The Christmas Season has started early in Motherwell as Our Lady’s Musical Society present one of the best-loved seasonal shows of all time, Irving Berlin’s White Christmas. A show that never fails to warm the cockles of even the hardest of hearts.
After leaving the army and their pals in the 151st Division, Captain Bob Wallace and his buddy Private Phil Davis become celebrated song and dance men. When they hear that their beloved old General is running a failing hotel in Vermont, they hatch a plan to help. With misunderstanding, mayhem and a touch of romance thrown into the mix, the duo try to ensure that everyone has the perfect white Christmas after all.
Where this production is on to a winner is the casting of the central roles, Andrew Rodger (Phil Davis) and Christopher Morris (Bob Wallace) are a knock-out pairing. Wallace’s wonderfully, warm-toned voice would give Bing Crosby a run for his money any day of the week, but it is Rodger who really shines; a fabulously talented actor, his finely detailed and brilliantly judged performance commands the stage. So on-point is he that he could grace any professional production.
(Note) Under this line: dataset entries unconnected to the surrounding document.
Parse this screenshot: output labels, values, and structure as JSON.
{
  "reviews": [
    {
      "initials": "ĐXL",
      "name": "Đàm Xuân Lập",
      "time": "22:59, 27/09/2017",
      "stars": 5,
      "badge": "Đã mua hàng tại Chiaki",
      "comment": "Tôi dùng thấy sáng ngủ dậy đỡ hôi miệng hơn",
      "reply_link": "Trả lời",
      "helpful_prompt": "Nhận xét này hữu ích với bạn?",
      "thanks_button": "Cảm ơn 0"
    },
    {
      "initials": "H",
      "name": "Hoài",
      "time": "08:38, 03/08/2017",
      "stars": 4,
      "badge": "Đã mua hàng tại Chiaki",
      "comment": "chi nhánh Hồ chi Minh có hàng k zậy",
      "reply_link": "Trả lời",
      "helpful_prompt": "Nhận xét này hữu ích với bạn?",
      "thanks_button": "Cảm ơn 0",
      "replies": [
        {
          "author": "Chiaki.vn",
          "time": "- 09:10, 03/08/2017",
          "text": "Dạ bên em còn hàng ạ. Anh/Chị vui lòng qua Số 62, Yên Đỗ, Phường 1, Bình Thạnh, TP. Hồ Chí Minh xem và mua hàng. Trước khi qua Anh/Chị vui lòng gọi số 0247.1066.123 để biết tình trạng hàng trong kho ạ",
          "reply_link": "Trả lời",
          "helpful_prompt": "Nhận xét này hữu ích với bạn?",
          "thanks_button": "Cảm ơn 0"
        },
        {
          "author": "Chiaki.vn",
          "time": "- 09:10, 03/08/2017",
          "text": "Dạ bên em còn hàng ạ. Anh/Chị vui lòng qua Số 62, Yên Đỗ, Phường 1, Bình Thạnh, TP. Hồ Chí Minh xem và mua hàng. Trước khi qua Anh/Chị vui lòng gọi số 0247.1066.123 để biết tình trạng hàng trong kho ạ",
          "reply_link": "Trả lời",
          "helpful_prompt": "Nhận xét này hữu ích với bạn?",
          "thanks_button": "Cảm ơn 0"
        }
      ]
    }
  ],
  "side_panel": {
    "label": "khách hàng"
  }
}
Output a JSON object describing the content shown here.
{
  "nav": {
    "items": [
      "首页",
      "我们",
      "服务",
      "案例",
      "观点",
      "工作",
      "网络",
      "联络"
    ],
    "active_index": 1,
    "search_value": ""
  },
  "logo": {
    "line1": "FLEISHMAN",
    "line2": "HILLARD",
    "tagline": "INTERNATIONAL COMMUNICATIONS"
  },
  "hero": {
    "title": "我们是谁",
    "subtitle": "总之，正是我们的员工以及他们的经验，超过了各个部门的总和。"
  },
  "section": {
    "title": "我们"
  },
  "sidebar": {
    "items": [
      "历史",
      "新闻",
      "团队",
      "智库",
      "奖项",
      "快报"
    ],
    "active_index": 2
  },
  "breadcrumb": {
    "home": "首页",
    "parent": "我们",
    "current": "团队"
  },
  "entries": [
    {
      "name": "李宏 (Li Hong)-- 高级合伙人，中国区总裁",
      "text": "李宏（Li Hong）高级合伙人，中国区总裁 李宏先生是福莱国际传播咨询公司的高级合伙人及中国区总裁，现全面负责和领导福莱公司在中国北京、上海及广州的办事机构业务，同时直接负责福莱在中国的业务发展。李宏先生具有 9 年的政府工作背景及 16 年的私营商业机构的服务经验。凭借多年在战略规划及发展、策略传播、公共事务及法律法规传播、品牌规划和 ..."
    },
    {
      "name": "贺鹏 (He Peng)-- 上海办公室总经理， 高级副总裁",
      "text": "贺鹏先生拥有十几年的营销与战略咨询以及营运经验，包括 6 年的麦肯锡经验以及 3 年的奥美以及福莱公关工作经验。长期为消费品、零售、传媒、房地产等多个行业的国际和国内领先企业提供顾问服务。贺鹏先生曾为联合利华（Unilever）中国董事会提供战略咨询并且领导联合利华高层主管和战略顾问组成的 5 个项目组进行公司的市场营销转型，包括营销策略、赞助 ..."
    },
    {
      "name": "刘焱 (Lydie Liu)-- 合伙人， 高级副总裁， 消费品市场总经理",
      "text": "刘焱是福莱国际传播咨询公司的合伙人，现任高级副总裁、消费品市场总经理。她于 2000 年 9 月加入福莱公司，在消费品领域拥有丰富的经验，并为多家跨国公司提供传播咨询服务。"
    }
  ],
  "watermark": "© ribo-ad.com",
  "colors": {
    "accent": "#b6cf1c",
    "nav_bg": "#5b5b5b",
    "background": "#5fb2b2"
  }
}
The enviable talent of the central duo does, however, throw into sharp contrast any weaknesses. The pair are a hard act to grace a stage with and some fair better than others. Who does succeed and does so phenomenally well, is pint-sized, 11 year old Samantha Todd. Most astonishing is the fact that Todd stepped into the role knowing neither show nor part, with only four days to curtain up, due to the indisposition of the original actress ( it would have been nice if the programme could have reflected this – a typed slip added in to credit her effort). Todd, to put it simply, is a star. Her accent is perfect, her comic timing sublime and her singing and dancing skills put many of the adult actors to shame. This kid is going to go far.
The rest of the principal cast are a sure-footed bunch save for Julie Thomson as Betty Haynes. Thomson’s American accent is poor and her light soprano range isn’t suited to Berlin’s jazzy tunes.
The simple set comprised drop cloths and minimal props but served the production well and the changes were smooth and slick. (One quibble would be the feeble snow effect at the end – it is White Christmas after all). The costumes were a bit hit and miss period-wise and the wigs were, quite frankly, shockingly bad – those with styled natural hair were more period appropriate. Overall though, the look of the production was pleasing.
The large band were on form and fine-sounding throughout, doing full justice to Irving Berlin’s sublime tunes and the sound balance was well-judged.
An entertaining evening at the theatre and a lovely start to the festive season that will leave you looking forward to what’s next from Our Lady’s Musical Society.